#### SUPPLIED RECORDS:
════════

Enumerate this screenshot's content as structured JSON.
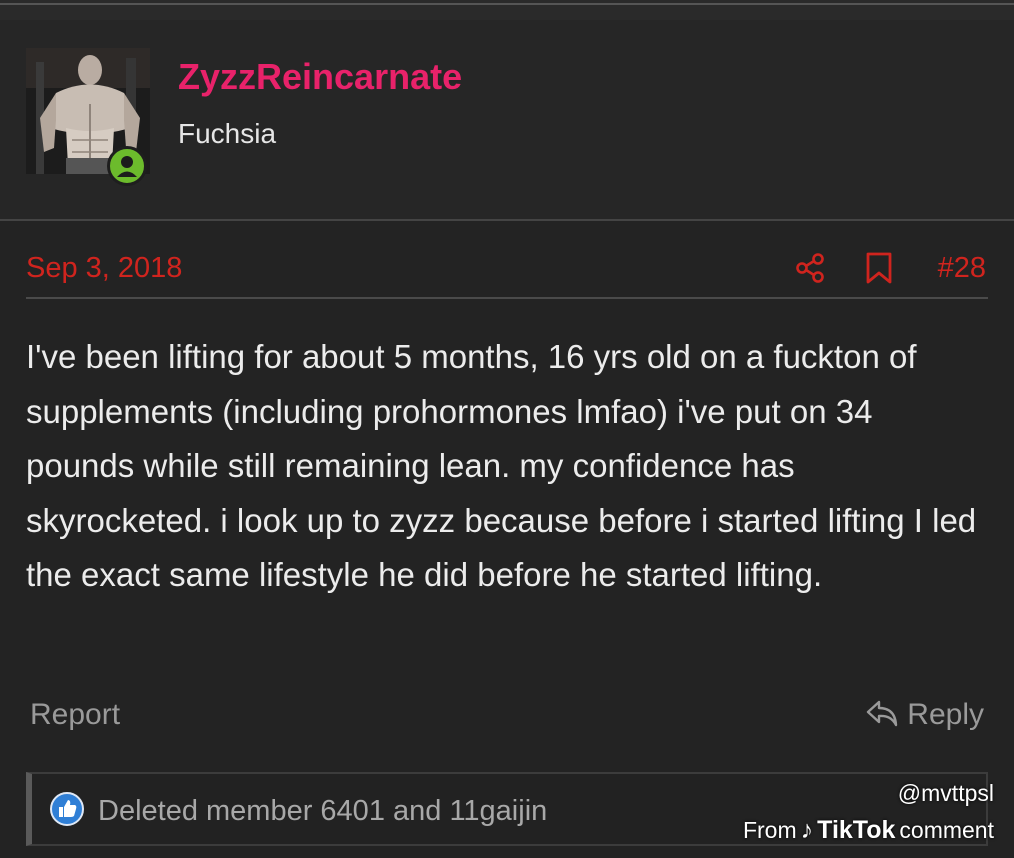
{
  "post": {
    "username": "ZyzzReincarnate",
    "user_title": "Fuchsia",
    "date": "Sep 3, 2018",
    "post_number": "#28",
    "body": "I've been lifting for about 5 months, 16 yrs old on a fuckton of supplements (including prohormones lmfao) i've put on 34 pounds while still remaining lean. my confidence has skyrocketed. i look up to zyzz because before i started lifting I led the exact same lifestyle he did before he started lifting.",
    "report_label": "Report",
    "reply_label": "Reply",
    "reactions_text": "Deleted member 6401 and 11gaijin"
  },
  "watermark": {
    "handle": "@mvttpsl",
    "from": "From",
    "brand_glyph": "♪",
    "brand": "TikTok",
    "suffix": "comment"
  },
  "colors": {
    "username": "#e8226a",
    "meta_red": "#d0241e",
    "online": "#6cbb2c",
    "like": "#2f7fd6"
  },
  "icons": [
    "avatar-photo",
    "online-status-icon",
    "share-icon",
    "bookmark-icon",
    "reply-icon",
    "like-reaction-icon",
    "tiktok-logo-icon"
  ]
}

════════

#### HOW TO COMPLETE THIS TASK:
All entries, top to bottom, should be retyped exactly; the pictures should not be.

#### THE ANSWER:
Enumerate this screenshot's content as structured JSON.
{
  "post": {
    "username": "ZyzzReincarnate",
    "user_title": "Fuchsia",
    "date": "Sep 3, 2018",
    "post_number": "#28",
    "body": "I've been lifting for about 5 months, 16 yrs old on a fuckton of supplements (including prohormones lmfao) i've put on 34 pounds while still remaining lean. my confidence has skyrocketed. i look up to zyzz because before i started lifting I led the exact same lifestyle he did before he started lifting.",
    "report_label": "Report",
    "reply_label": "Reply",
    "reactions_text": "Deleted member 6401 and 11gaijin"
  },
  "watermark": {
    "handle": "@mvttpsl",
    "from": "From",
    "brand_glyph": "♪",
    "brand": "TikTok",
    "suffix": "comment"
  },
  "colors": {
    "username": "#e8226a",
    "meta_red": "#d0241e",
    "online": "#6cbb2c",
    "like": "#2f7fd6"
  },
  "icons": [
    "avatar-photo",
    "online-status-icon",
    "share-icon",
    "bookmark-icon",
    "reply-icon",
    "like-reaction-icon",
    "tiktok-logo-icon"
  ]
}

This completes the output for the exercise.